Should you be using a heart rate monitor for your workouts?
You’ve probably used the heart rate sensors on the cardio machines at the gym, and you may even wear an actual heart rate monitor – but are they really necessary for a good, effective workout? The answer is: maybe. “This is a difficult question to answer because heart rate ranges are individual and depend on several factors such as cardiovascular function, genetic design, gender, environment, and the goals that the individual is trying to achieve”, says Jeffrey Dolgan, a Clinical Exercise Physiologist at Canyon Ranch Health in Miami Beach.
Dolgan says the goals of heart rate ranges are to determine how your body reacts to different intensities. “Traditionally, the belief has been that if you were working between 60% and 85% of your maximal heart rate, then you were working in an aerobic (able to utilize oxygen for metabolism) zone and if you were working above 85%, you were working in an anaerobic (not able to supply oxygen fast enough to meet the demands of energy supply) zone”.
Heart rate training helps with weight loss
And if your goal is weight loss, then heart rate monitoring is a great way to stay efficient and effective with your time. To drop pounds, “the ultimate goal should be to turn the human body into a calorie-torching machine by building cardiovascular fitness” says Dolgan. “As fitness improves, heart rate will be lower at any relative intensity (i.e. 140 bpm at 4mph prior to training and 125 bpm at 4mph after training)”, says Dolgan. Which means heart rate monitoring could help you burn more calories overall by working within your specific heart rate training zones.

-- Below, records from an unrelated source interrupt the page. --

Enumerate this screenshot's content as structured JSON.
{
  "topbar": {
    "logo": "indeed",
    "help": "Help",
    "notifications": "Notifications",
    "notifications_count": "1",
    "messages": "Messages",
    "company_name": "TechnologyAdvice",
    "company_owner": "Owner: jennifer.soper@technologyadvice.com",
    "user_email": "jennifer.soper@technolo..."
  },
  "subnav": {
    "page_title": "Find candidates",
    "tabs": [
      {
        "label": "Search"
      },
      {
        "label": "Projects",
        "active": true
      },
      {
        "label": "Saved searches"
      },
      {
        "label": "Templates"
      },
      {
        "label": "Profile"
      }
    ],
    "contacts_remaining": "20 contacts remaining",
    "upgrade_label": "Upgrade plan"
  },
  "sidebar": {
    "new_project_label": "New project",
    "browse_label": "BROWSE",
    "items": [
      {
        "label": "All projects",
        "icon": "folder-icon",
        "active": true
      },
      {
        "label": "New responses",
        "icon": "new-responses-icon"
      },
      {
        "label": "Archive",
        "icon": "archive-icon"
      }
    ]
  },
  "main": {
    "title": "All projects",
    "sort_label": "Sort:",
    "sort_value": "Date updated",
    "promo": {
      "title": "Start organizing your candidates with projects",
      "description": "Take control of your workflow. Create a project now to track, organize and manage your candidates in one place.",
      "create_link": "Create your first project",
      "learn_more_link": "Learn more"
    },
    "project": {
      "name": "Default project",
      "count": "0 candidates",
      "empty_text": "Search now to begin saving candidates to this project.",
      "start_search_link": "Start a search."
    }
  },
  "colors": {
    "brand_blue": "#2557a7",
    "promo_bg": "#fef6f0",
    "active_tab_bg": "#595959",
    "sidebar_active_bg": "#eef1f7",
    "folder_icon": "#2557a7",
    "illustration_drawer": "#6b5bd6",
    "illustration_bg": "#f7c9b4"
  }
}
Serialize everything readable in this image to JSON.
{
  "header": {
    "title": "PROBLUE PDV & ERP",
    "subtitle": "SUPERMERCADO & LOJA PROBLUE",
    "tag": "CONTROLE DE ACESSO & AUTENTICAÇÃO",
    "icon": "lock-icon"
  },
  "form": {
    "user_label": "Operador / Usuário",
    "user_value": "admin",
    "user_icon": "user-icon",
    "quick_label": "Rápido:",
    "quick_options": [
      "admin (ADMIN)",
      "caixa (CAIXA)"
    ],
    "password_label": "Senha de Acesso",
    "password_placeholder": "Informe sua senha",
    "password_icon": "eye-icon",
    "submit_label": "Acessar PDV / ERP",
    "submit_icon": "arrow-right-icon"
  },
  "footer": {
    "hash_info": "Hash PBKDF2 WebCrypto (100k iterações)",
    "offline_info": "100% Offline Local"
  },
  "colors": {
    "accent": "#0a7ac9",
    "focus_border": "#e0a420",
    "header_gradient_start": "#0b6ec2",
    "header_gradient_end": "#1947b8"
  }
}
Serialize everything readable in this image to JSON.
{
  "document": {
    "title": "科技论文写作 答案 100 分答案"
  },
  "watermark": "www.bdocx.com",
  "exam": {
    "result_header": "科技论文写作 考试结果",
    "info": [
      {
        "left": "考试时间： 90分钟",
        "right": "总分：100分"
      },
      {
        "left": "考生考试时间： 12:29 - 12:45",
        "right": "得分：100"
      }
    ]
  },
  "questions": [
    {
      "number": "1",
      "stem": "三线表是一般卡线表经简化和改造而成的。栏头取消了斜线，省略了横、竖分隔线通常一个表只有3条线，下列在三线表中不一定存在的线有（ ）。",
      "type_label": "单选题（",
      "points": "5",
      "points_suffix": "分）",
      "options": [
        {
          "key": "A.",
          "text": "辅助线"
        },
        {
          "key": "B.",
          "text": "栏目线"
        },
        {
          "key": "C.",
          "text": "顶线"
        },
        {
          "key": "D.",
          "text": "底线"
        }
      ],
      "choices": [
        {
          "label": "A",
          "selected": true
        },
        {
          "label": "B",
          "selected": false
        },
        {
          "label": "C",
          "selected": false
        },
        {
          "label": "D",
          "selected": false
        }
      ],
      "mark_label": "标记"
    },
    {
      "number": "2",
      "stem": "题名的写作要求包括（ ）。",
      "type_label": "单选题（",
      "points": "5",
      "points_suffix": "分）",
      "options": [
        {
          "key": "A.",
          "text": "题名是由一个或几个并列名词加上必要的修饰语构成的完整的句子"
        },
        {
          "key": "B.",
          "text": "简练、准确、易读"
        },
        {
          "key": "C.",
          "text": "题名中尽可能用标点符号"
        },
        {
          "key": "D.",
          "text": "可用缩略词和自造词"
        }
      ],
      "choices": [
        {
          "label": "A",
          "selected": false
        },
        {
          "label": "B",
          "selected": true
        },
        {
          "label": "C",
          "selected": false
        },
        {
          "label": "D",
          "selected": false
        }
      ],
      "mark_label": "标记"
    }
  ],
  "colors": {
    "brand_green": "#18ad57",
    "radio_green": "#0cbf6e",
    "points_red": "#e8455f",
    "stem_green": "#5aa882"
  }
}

Calculating your heart rate training zones
The traditional equation for determining your heart rate training zones is:
220-age = maximal heart rate
Multiply max heart rate by .65 for the low end of your zone.
Multiply max heart rate by .85 for the high end of your zone.
Dolgan says to keep in mind there is a standard error of plus or minus 25 beats per minute with this equation, and recommends doing the talk test after completing your calculations. “If you reach your predicted 85% and could easily hold a conversation this is a sign that your heart rate ranges are higher than predicted”, explains Dolgan. “Add 5 bpm and re-check your breathing. If you have truly reached 85% of your maximal heart rate you will be slightly out of breath; conversely, if you achieve 85% of predicted max heart rate and are miserably out of breath, this is a sign that your ranges are lower than expected”.
And pay attention to your recovery time. Dolgan says, “heart rate recovery is a product of your cardiovascular function and your fitness, and the faster your heart rate recovers the better. The basic rule of thumb is that your heart rate should drop at least 12 beats per minute when going from high intensity exercise to recovery but 30 beats in a minute is the goal”.
Tell us: do you use a heart rate monitor for your workouts?